» TO DO
Once the line containing "Read all visible content and emit it as JSON." is found in the data below, repeat it and every later line exactly, leaving the pictures out.

"""

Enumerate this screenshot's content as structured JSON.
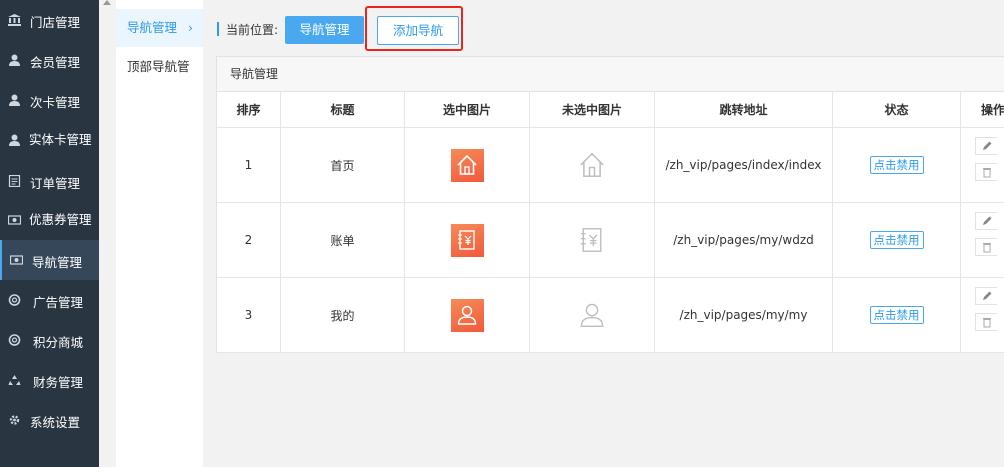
{
  "sidebar": {
    "items": [
      {
        "label": "门店管理",
        "icon": "bank-icon"
      },
      {
        "label": "会员管理",
        "icon": "user-icon"
      },
      {
        "label": "次卡管理",
        "icon": "user-icon"
      },
      {
        "label": "实体卡管理",
        "icon": "user-icon"
      },
      {
        "label": "订单管理",
        "icon": "document-icon"
      },
      {
        "label": "优惠券管理",
        "icon": "money-icon"
      },
      {
        "label": "导航管理",
        "icon": "money-icon"
      },
      {
        "label": "广告管理",
        "icon": "life-ring-icon"
      },
      {
        "label": "积分商城",
        "icon": "life-ring-icon"
      },
      {
        "label": "财务管理",
        "icon": "recycle-icon"
      },
      {
        "label": "系统设置",
        "icon": "gear-icon"
      }
    ]
  },
  "subnav": {
    "items": [
      {
        "label": "导航管理"
      },
      {
        "label": "顶部导航管"
      }
    ]
  },
  "breadcrumb": {
    "label": "当前位置:",
    "current": "导航管理",
    "add_button": "添加导航"
  },
  "panel": {
    "title": "导航管理",
    "columns": [
      "排序",
      "标题",
      "选中图片",
      "未选中图片",
      "跳转地址",
      "状态",
      "操作"
    ],
    "rows": [
      {
        "order": "1",
        "title": "首页",
        "icon": "house-icon",
        "url": "/zh_vip/pages/index/index",
        "status": "点击禁用"
      },
      {
        "order": "2",
        "title": "账单",
        "icon": "bill-icon",
        "url": "/zh_vip/pages/my/wdzd",
        "status": "点击禁用"
      },
      {
        "order": "3",
        "title": "我的",
        "icon": "person-icon",
        "url": "/zh_vip/pages/my/my",
        "status": "点击禁用"
      }
    ]
  },
  "colors": {
    "sidebar_bg": "#2a3542",
    "accent": "#4aa8f0",
    "highlight": "#e8261b",
    "icon_selected": "#f26b47"
  }
}
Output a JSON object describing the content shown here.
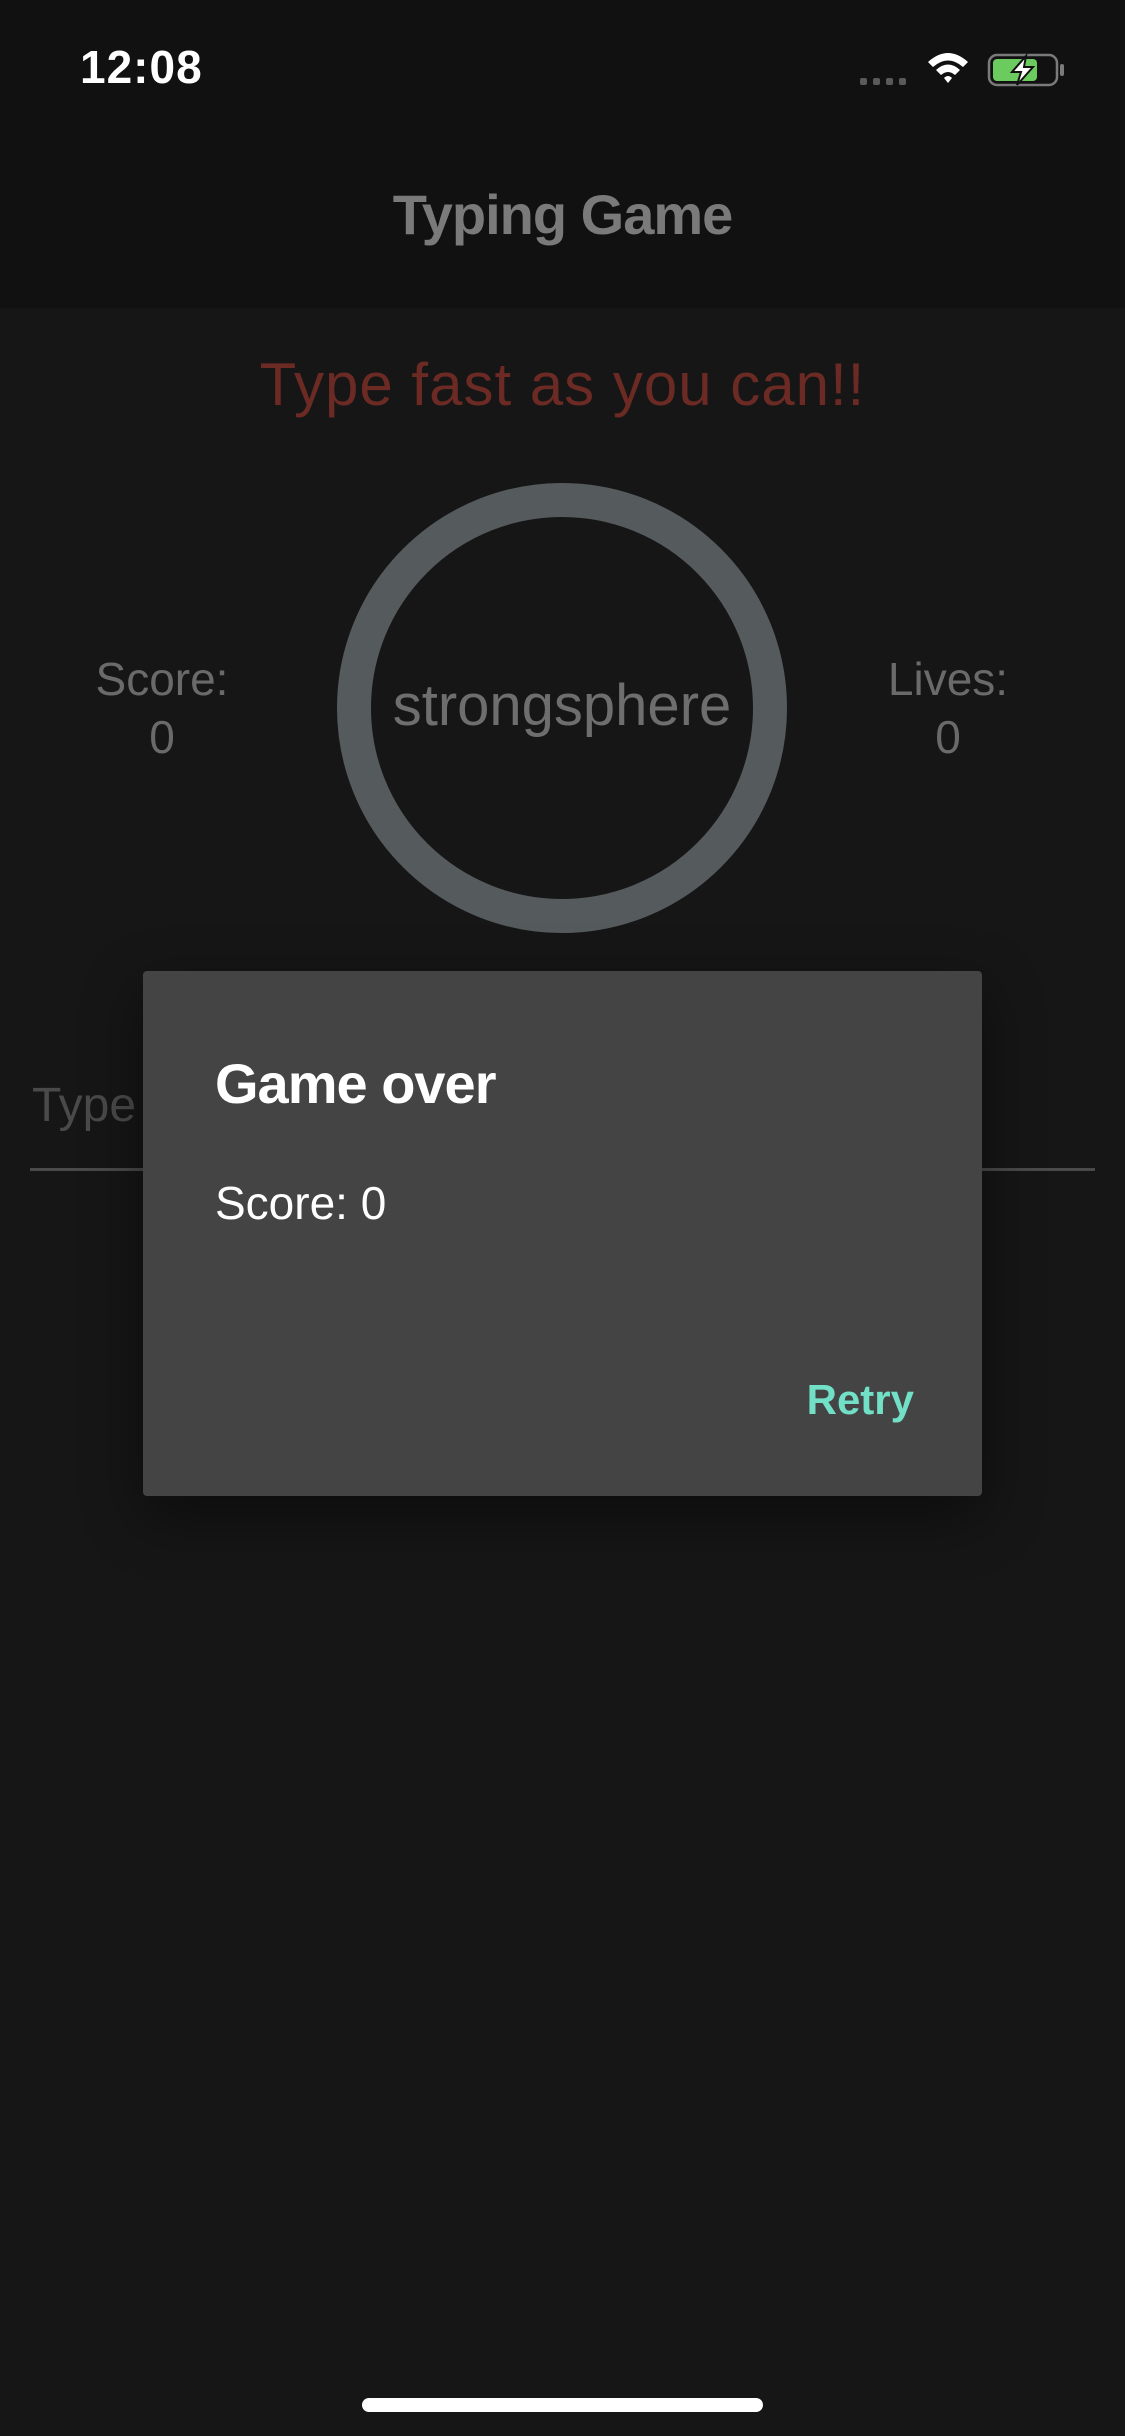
{
  "status_bar": {
    "time": "12:08",
    "icons": [
      "signal-dots-icon",
      "wifi-icon",
      "battery-charging-icon"
    ],
    "battery_color": "#6ccb5f"
  },
  "app_bar": {
    "title": "Typing Game"
  },
  "game": {
    "headline": "Type fast as you can!!",
    "score_label": "Score:",
    "score_value": "0",
    "lives_label": "Lives:",
    "lives_value": "0",
    "current_word": "strongsphere",
    "input_placeholder": "Type"
  },
  "dialog": {
    "title": "Game over",
    "body": "Score: 0",
    "retry_label": "Retry",
    "accent_color": "#71e0c7"
  }
}
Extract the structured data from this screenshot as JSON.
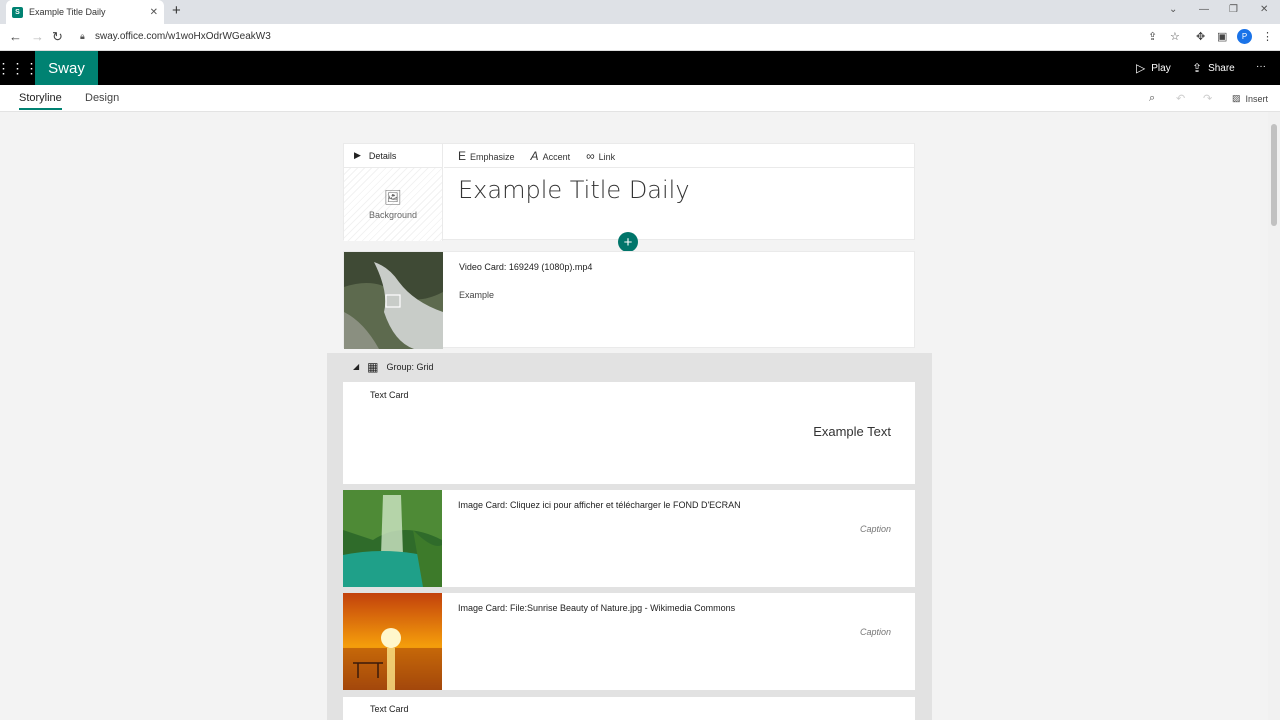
{
  "browser": {
    "tab_title": "Example Title Daily",
    "tab_favicon": "S",
    "url": "sway.office.com/w1woHxOdrWGeakW3",
    "profile_initial": "P"
  },
  "app": {
    "brand": "Sway",
    "play_label": "Play",
    "share_label": "Share",
    "more_label": "···",
    "accent_color": "#008272"
  },
  "ribbon": {
    "tabs": [
      "Storyline",
      "Design"
    ],
    "insert_label": "Insert"
  },
  "title_card": {
    "details_label": "Details",
    "background_label": "Background",
    "toolbar": [
      "Emphasize",
      "Accent",
      "Link"
    ],
    "title": "Example Title Daily"
  },
  "video_card": {
    "title": "Video Card: 169249 (1080p).mp4",
    "text": "Example"
  },
  "group": {
    "label": "Group: Grid"
  },
  "text_card": {
    "label": "Text Card",
    "text": "Example Text"
  },
  "image_cards": [
    {
      "title": "Image Card: Cliquez ici pour afficher et télécharger le FOND D'ECRAN",
      "caption": "Caption"
    },
    {
      "title": "Image Card: File:Sunrise Beauty of Nature.jpg - Wikimedia Commons",
      "caption": "Caption"
    }
  ],
  "text_card_2": {
    "label": "Text Card"
  }
}
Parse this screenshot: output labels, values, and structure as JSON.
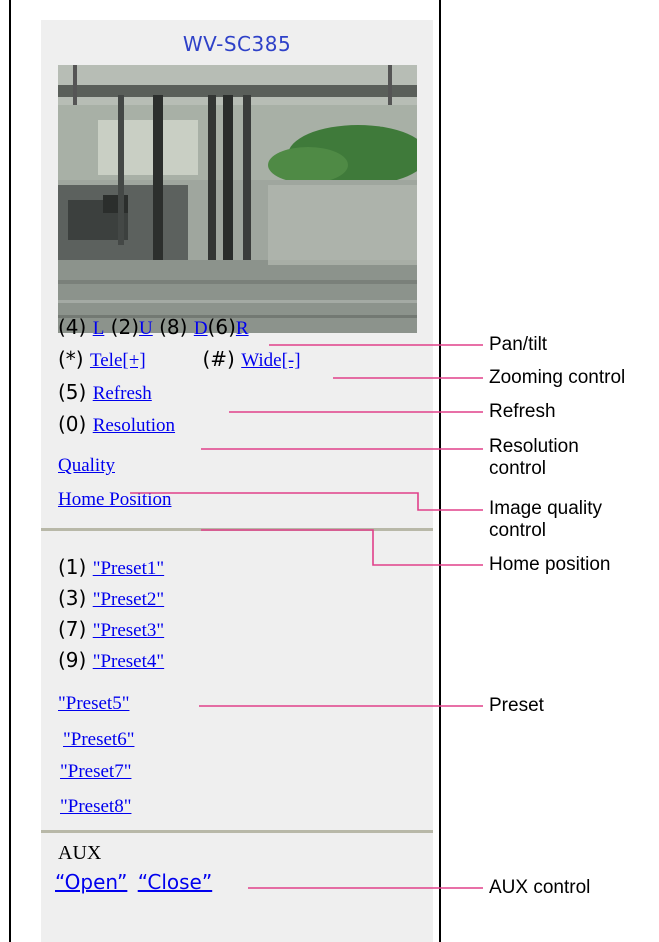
{
  "camera": {
    "title": "WV-SC385"
  },
  "controls": {
    "pan_tilt": [
      {
        "key": "(4)",
        "label": "L"
      },
      {
        "key": "(2)",
        "label": "U"
      },
      {
        "key": "(8)",
        "label": "D"
      },
      {
        "key": "(6)",
        "label": "R"
      }
    ],
    "zoom": {
      "tele_key": "(*)",
      "tele_label": "Tele[+]",
      "wide_key": "(#)",
      "wide_label": "Wide[-]"
    },
    "refresh": {
      "key": "(5)",
      "label": "Refresh"
    },
    "resolution": {
      "key": "(0)",
      "label": "Resolution"
    },
    "quality": {
      "label": "Quality"
    },
    "home": {
      "label": "Home Position"
    }
  },
  "presets": [
    {
      "key": "(1)",
      "label": "\"Preset1\""
    },
    {
      "key": "(3)",
      "label": "\"Preset2\""
    },
    {
      "key": "(7)",
      "label": "\"Preset3\""
    },
    {
      "key": "(9)",
      "label": "\"Preset4\""
    },
    {
      "key": "",
      "label": "\"Preset5\""
    },
    {
      "key": "",
      "label": "\"Preset6\""
    },
    {
      "key": "",
      "label": "\"Preset7\""
    },
    {
      "key": "",
      "label": "\"Preset8\""
    }
  ],
  "aux": {
    "heading": "AUX",
    "open_label": "“Open”",
    "close_label": "“Close”"
  },
  "callouts": {
    "pan_tilt": "Pan/tilt",
    "zoom": "Zooming control",
    "refresh": "Refresh",
    "resolution_1": "Resolution",
    "resolution_2": "control",
    "quality_1": "Image quality",
    "quality_2": "control",
    "home": "Home position",
    "preset": "Preset",
    "aux": "AUX control"
  },
  "colors": {
    "link": "#0000ee",
    "title": "#2e41c8",
    "leader_line": "#e0408a",
    "panel_bg": "#efefef"
  }
}
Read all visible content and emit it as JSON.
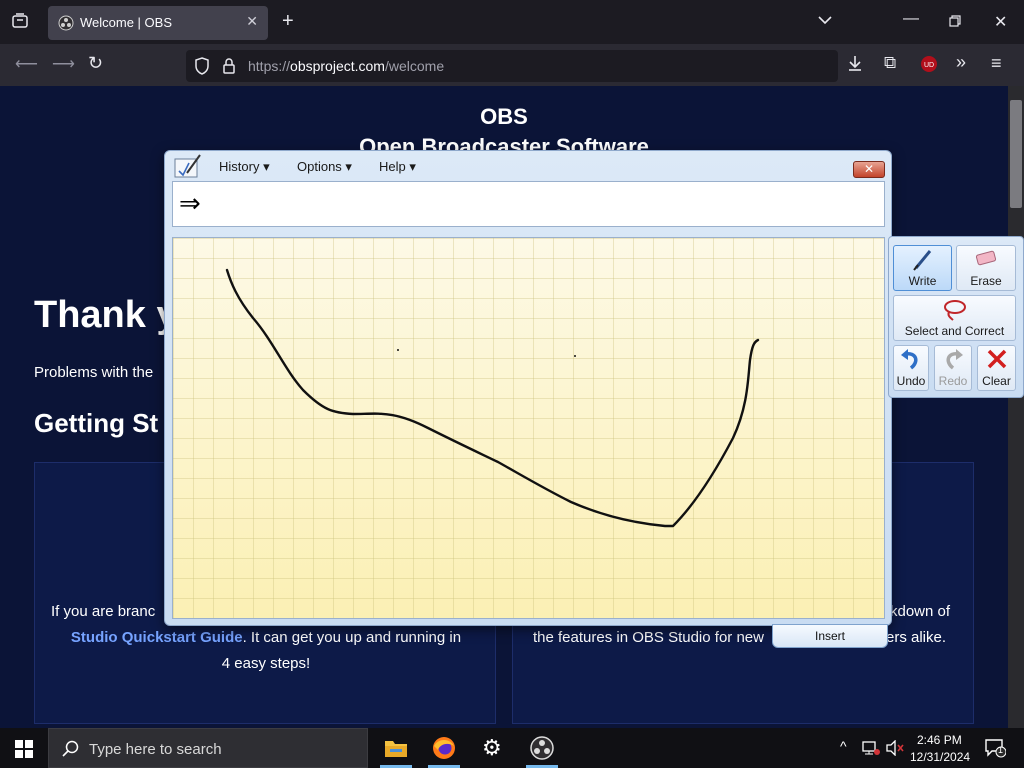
{
  "browser": {
    "tab_title": "Welcome | OBS",
    "url_prefix": "https://",
    "url_host": "obsproject.com",
    "url_path": "/welcome"
  },
  "page": {
    "heading": "OBS",
    "subheading": "Open Broadcaster Software",
    "thank_text": "Thank y",
    "problems_text": "Problems with the",
    "getting_started": "Getting St",
    "card_left_line1": "If you are branc",
    "card_left_link": "Studio Quickstart Guide",
    "card_left_line2_rest": ". It can get you up and running in",
    "card_left_line3": "4 easy steps!",
    "card_right_line1": "kdown of",
    "card_right_line2a": "the features in OBS Studio for new",
    "card_right_line2b": "ers alike."
  },
  "math_input_panel": {
    "menus": [
      "History",
      "Options",
      "Help"
    ],
    "preview_symbol": "⇒",
    "tools": {
      "write": "Write",
      "erase": "Erase",
      "select_correct": "Select and Correct",
      "undo": "Undo",
      "redo": "Redo",
      "clear": "Clear"
    },
    "insert_label": "Insert"
  },
  "taskbar": {
    "search_placeholder": "Type here to search",
    "time": "2:46 PM",
    "date": "12/31/2024",
    "notification_count": "1"
  },
  "colors": {
    "page_bg": "#0b1437",
    "link": "#76a3ff",
    "canvas_bg": "#fcf4c5",
    "ink": "#111111"
  },
  "icons": [
    "tab-list-icon",
    "obs-favicon-icon",
    "back-icon",
    "forward-icon",
    "reload-icon",
    "shield-icon",
    "lock-icon",
    "reader-icon",
    "star-icon",
    "download-icon",
    "extensions-icon",
    "ublock-icon",
    "overflow-icon",
    "menu-icon",
    "windows-start-icon",
    "search-icon",
    "file-explorer-icon",
    "firefox-icon",
    "settings-icon",
    "obs-icon"
  ]
}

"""

» FINISHED EXERCISE
Read all visible content and emit it as JSON.
{
  "browser": {
    "tab_title": "Welcome | OBS",
    "url_prefix": "https://",
    "url_host": "obsproject.com",
    "url_path": "/welcome"
  },
  "page": {
    "heading": "OBS",
    "subheading": "Open Broadcaster Software",
    "thank_text": "Thank y",
    "problems_text": "Problems with the",
    "getting_started": "Getting St",
    "card_left_line1": "If you are branc",
    "card_left_link": "Studio Quickstart Guide",
    "card_left_line2_rest": ". It can get you up and running in",
    "card_left_line3": "4 easy steps!",
    "card_right_line1": "kdown of",
    "card_right_line2a": "the features in OBS Studio for new",
    "card_right_line2b": "ers alike."
  },
  "math_input_panel": {
    "menus": [
      "History",
      "Options",
      "Help"
    ],
    "preview_symbol": "⇒",
    "tools": {
      "write": "Write",
      "erase": "Erase",
      "select_correct": "Select and Correct",
      "undo": "Undo",
      "redo": "Redo",
      "clear": "Clear"
    },
    "insert_label": "Insert"
  },
  "taskbar": {
    "search_placeholder": "Type here to search",
    "time": "2:46 PM",
    "date": "12/31/2024",
    "notification_count": "1"
  },
  "colors": {
    "page_bg": "#0b1437",
    "link": "#76a3ff",
    "canvas_bg": "#fcf4c5",
    "ink": "#111111"
  },
  "icons": [
    "tab-list-icon",
    "obs-favicon-icon",
    "back-icon",
    "forward-icon",
    "reload-icon",
    "shield-icon",
    "lock-icon",
    "reader-icon",
    "star-icon",
    "download-icon",
    "extensions-icon",
    "ublock-icon",
    "overflow-icon",
    "menu-icon",
    "windows-start-icon",
    "search-icon",
    "file-explorer-icon",
    "firefox-icon",
    "settings-icon",
    "obs-icon"
  ]
}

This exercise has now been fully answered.